K) You know how many women I know who have had their careers effectively ended because they asked for the same amount of money as a man or who dared to make script suggestions on a show they were working on? How quickly they were labeled as "difficult" and thus un-hirable?

L) Louis CK can go jerk off in front of women w/o their permission & then his management destroys their careers and he just gets to waltz back in without any accounting for his behavior and what he's done to fix it? Hell, he hasn't even done a sit-down interview with a reporter.

M) Did you notice what was missing yesterday after the news about Louis CK was revealed? You didn't see any big women comics speak out about him...I want to be clear, this isn't an attack on these women, many of whom are my friends... the reason they haven't said anything is fear.

N) For women in this business, success doesn't insulate you the way it does for men. A successful male comic can go spout off about an issue he has and he will not receive any blowback from powerful people in the business. But if a woman does it she is still going to be told.

O) That she shouldn't have said anything...and she's going to be put in a category by men (and some women) that's labeled "watch out for her." Think about it, one of the biggest male comics in the business, in the era of , is gliding back in after doing nothing to prove.

P) that he's done anything to deal with what he's done to women in the past and you don't have any super successful women in the business talking out? FEAR. These women aren't stupid, they know the boys club closes ranks and protects its own. And many men in the business.

Q) Want to see Louis come back because deep down inside they know they've also done fucked up shit to women (sexual misconduct or misconduct generally) and they want to know that it's not going to hurt them on a permanent basis. Louis is their test case...

R) So many women in this business stay quiet out of fear, even when it comes to men who really don't have tons of power, because they fear the label of being difficult or disruptive. Women comics generally have a desire to disrupt but they focus on external material.

S) Rather than internal material (entertainment business) because they know who butters their bread. As many of you know, I have had no problem focusing on the internal but it has hurt me within the business. Whenever I do a story time or talk about some jerk in the business.

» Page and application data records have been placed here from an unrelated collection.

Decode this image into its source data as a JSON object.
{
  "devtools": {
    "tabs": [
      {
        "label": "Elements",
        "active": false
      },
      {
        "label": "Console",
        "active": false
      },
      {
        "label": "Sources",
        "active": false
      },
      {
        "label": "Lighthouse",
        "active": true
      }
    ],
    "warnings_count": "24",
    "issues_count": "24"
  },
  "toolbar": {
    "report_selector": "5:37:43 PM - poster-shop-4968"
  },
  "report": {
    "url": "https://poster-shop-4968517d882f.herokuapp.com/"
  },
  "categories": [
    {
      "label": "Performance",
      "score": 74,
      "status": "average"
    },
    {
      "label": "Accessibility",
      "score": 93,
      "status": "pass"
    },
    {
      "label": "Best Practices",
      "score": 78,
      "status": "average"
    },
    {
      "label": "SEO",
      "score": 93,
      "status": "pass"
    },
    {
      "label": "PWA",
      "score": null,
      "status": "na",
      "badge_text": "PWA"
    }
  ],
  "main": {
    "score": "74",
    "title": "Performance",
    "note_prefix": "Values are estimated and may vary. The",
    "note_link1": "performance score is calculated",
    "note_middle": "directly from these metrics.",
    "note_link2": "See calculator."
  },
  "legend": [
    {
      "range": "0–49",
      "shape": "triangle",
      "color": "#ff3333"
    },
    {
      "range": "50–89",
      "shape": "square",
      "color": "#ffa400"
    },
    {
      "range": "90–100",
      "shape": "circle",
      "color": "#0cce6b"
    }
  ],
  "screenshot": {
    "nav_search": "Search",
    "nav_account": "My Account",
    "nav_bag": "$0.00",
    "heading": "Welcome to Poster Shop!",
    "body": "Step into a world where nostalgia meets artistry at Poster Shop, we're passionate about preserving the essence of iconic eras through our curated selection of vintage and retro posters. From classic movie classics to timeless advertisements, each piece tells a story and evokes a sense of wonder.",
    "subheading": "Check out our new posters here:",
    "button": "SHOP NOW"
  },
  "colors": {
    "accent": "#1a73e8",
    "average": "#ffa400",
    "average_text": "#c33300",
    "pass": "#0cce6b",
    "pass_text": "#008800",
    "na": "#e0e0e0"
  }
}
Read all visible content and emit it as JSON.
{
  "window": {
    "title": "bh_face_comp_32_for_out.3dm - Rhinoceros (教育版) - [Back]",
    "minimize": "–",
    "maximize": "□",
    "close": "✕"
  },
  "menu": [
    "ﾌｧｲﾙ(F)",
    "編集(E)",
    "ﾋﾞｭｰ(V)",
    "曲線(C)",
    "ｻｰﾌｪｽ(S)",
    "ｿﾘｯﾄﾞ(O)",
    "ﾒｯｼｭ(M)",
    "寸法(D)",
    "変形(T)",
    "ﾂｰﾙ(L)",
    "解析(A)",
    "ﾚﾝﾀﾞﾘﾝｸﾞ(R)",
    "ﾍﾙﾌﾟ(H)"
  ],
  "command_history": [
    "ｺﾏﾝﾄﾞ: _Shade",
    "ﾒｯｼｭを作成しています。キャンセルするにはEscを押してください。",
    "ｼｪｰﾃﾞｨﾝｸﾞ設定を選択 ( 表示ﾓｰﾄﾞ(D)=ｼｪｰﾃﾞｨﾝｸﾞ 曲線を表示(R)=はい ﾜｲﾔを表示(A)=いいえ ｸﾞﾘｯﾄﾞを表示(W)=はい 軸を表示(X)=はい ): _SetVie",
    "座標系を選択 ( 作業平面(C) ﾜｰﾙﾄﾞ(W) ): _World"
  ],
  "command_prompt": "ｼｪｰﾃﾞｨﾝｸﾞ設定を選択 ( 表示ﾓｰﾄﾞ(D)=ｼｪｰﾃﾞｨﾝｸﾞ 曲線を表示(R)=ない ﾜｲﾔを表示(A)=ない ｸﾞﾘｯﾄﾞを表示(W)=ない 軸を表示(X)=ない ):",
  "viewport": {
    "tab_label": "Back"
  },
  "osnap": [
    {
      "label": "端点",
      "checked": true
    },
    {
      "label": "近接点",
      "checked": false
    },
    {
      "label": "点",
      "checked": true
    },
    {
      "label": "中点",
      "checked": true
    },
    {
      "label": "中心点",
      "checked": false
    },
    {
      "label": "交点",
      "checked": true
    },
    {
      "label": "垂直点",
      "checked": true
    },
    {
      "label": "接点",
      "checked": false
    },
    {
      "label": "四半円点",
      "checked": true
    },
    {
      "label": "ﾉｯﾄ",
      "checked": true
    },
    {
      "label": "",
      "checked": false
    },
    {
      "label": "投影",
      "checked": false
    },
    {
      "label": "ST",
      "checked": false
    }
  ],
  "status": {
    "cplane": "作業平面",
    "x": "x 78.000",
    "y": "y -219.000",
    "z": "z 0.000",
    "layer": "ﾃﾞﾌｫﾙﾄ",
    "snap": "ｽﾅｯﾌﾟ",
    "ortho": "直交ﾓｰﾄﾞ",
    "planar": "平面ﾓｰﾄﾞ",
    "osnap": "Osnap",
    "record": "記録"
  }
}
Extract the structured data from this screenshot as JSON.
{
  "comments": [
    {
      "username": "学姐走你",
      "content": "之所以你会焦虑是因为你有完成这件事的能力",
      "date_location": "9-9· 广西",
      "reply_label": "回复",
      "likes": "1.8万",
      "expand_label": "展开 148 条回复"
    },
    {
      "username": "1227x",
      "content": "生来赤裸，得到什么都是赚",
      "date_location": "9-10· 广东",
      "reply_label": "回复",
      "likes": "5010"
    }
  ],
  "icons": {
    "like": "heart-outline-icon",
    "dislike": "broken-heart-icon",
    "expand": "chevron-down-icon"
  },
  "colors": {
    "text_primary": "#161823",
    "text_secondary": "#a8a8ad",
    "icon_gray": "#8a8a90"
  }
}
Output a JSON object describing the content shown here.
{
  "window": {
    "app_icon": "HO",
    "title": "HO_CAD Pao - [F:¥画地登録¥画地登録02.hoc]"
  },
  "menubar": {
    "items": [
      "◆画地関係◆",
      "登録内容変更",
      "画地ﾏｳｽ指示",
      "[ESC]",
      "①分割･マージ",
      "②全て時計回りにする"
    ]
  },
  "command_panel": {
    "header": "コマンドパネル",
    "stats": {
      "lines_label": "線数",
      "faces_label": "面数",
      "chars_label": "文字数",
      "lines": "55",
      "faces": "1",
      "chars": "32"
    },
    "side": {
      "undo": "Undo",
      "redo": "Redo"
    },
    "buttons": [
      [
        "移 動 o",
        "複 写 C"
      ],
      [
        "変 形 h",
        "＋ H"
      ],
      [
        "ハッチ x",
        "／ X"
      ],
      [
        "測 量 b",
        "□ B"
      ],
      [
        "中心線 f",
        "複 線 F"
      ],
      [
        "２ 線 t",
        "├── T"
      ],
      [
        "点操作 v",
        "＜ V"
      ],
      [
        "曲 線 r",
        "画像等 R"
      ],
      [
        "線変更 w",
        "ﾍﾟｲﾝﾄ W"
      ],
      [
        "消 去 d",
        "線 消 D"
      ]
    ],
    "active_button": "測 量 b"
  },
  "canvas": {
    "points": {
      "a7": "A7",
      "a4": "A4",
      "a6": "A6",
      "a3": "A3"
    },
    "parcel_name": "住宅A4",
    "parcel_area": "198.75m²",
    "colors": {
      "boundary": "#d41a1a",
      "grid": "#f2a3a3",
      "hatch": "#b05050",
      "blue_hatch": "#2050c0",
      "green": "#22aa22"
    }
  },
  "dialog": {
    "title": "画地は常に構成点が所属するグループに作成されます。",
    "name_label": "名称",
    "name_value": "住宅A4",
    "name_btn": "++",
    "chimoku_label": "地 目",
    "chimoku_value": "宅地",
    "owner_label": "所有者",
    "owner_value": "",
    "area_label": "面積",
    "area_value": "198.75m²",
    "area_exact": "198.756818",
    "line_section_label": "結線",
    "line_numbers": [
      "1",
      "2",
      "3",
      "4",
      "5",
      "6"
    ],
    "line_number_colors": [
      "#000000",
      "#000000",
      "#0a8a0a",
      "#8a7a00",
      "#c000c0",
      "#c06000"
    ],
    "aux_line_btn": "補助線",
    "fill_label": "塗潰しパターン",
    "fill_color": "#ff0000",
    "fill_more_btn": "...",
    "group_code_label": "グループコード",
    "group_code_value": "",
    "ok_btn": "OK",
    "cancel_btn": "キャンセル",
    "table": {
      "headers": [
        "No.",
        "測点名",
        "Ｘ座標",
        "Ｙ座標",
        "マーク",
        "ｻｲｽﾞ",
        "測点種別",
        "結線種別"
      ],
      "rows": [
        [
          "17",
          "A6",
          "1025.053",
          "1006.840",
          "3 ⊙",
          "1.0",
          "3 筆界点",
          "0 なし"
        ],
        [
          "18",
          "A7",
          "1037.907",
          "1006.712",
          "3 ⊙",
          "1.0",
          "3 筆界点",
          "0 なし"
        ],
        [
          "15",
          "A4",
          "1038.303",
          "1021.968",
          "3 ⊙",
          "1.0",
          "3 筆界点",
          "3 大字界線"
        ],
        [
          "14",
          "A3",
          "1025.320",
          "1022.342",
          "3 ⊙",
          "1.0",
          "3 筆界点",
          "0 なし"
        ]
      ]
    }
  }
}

T) My agents and publicists (I don't have a publicist right now) get nervous and warn me that I'm burning bridges. I'm labeled as "crazy" by some members of the press. You don't think women in this business look at the reaction I get and say to themselves "Not risking it!"

U) But seriously it's time to end the culture of silence, all of us women in the business, collectively, are way more powerful than any executive or producer. There are so many fucked up things that have happened to us in this business...

V) I can't tell you how many times I've had women in the business say things like this "(Insert executive/producer/director name here) told me I was too ugly for this part." or stuff like "I was at a dinner party and so and so told me in front of 10 other people that I'm a bitch"

W) All of this stuff gets buried because we just want to keep working. I've been financially fortunate in my life, i've worked hard and saved a lot, but you think an actress or comic who makes $100k a year with two kids is going to start spilling the tea? No way.

X) So for the men who are saying that we need to let Louis CK work again, you're dealing with decades of scar tissue..of abuse we've put up with, stayed quiet about, and laughed off. We're tired of being labeled difficult after we ask for what we deserve.

Y) Hell, we're tired of being labeled difficult after we just ask not to be abused. And we're tired of normalizing your behavior. I hope I'm not the only woman with a large platform to speak out on this...but if I am, I'm fine taking that position...I'm used to it.

Z) But I have one question for my women colleagues: how can we go out there and talk about feminism if we're not standing up for our own sisters in the very business we work in? How can we fight for women's rights overseas if we're not fighting for it on the studio lot? --END--